[ASSIGNMENT]: Copy the whole listing verbatim.

[MATERIALS PROVIDED]:
--- START ---

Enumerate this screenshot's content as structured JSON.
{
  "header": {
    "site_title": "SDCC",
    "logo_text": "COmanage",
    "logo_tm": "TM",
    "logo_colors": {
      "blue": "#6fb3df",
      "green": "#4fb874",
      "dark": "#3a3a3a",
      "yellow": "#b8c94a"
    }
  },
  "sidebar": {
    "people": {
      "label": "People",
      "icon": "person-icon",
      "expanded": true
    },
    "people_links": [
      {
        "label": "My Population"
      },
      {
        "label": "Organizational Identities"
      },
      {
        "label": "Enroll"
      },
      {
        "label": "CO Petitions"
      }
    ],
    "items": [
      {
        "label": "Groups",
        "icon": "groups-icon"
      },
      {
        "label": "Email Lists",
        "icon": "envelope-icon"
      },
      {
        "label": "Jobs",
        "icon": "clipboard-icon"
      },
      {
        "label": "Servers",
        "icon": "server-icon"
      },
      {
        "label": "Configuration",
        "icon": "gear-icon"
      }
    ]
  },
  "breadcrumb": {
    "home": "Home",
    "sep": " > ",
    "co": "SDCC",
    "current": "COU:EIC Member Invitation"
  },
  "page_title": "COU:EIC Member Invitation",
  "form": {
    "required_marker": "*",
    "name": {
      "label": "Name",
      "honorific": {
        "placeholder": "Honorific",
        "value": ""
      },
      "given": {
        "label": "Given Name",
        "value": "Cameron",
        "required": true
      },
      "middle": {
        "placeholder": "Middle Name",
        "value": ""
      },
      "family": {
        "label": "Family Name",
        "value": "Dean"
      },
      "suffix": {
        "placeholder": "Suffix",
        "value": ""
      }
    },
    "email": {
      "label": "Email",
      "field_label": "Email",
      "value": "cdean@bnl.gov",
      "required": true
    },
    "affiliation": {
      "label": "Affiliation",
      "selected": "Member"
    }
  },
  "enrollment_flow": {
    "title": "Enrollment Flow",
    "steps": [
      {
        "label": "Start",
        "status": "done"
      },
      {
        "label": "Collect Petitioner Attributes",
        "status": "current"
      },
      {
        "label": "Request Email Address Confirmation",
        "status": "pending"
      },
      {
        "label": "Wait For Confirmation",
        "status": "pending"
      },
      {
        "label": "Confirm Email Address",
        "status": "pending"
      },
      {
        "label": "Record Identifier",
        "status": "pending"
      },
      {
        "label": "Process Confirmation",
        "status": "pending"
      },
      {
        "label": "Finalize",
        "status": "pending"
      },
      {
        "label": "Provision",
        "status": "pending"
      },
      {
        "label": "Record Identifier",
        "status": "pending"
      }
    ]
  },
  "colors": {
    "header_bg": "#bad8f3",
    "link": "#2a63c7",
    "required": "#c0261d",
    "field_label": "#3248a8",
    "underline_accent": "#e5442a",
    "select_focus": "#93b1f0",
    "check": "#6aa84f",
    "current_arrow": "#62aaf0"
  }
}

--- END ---

[OUTPUT OF THE EXERCISE]:
Enumerate this screenshot's content as structured JSON.
{
  "header": {
    "site_title": "SDCC",
    "logo_text": "COmanage",
    "logo_tm": "TM",
    "logo_colors": {
      "blue": "#6fb3df",
      "green": "#4fb874",
      "dark": "#3a3a3a",
      "yellow": "#b8c94a"
    }
  },
  "sidebar": {
    "people": {
      "label": "People",
      "icon": "person-icon",
      "expanded": true
    },
    "people_links": [
      {
        "label": "My Population"
      },
      {
        "label": "Organizational Identities"
      },
      {
        "label": "Enroll"
      },
      {
        "label": "CO Petitions"
      }
    ],
    "items": [
      {
        "label": "Groups",
        "icon": "groups-icon"
      },
      {
        "label": "Email Lists",
        "icon": "envelope-icon"
      },
      {
        "label": "Jobs",
        "icon": "clipboard-icon"
      },
      {
        "label": "Servers",
        "icon": "server-icon"
      },
      {
        "label": "Configuration",
        "icon": "gear-icon"
      }
    ]
  },
  "breadcrumb": {
    "home": "Home",
    "sep": " > ",
    "co": "SDCC",
    "current": "COU:EIC Member Invitation"
  },
  "page_title": "COU:EIC Member Invitation",
  "form": {
    "required_marker": "*",
    "name": {
      "label": "Name",
      "honorific": {
        "placeholder": "Honorific",
        "value": ""
      },
      "given": {
        "label": "Given Name",
        "value": "Cameron",
        "required": true
      },
      "middle": {
        "placeholder": "Middle Name",
        "value": ""
      },
      "family": {
        "label": "Family Name",
        "value": "Dean"
      },
      "suffix": {
        "placeholder": "Suffix",
        "value": ""
      }
    },
    "email": {
      "label": "Email",
      "field_label": "Email",
      "value": "cdean@bnl.gov",
      "required": true
    },
    "affiliation": {
      "label": "Affiliation",
      "selected": "Member"
    }
  },
  "enrollment_flow": {
    "title": "Enrollment Flow",
    "steps": [
      {
        "label": "Start",
        "status": "done"
      },
      {
        "label": "Collect Petitioner Attributes",
        "status": "current"
      },
      {
        "label": "Request Email Address Confirmation",
        "status": "pending"
      },
      {
        "label": "Wait For Confirmation",
        "status": "pending"
      },
      {
        "label": "Confirm Email Address",
        "status": "pending"
      },
      {
        "label": "Record Identifier",
        "status": "pending"
      },
      {
        "label": "Process Confirmation",
        "status": "pending"
      },
      {
        "label": "Finalize",
        "status": "pending"
      },
      {
        "label": "Provision",
        "status": "pending"
      },
      {
        "label": "Record Identifier",
        "status": "pending"
      }
    ]
  },
  "colors": {
    "header_bg": "#bad8f3",
    "link": "#2a63c7",
    "required": "#c0261d",
    "field_label": "#3248a8",
    "underline_accent": "#e5442a",
    "select_focus": "#93b1f0",
    "check": "#6aa84f",
    "current_arrow": "#62aaf0"
  }
}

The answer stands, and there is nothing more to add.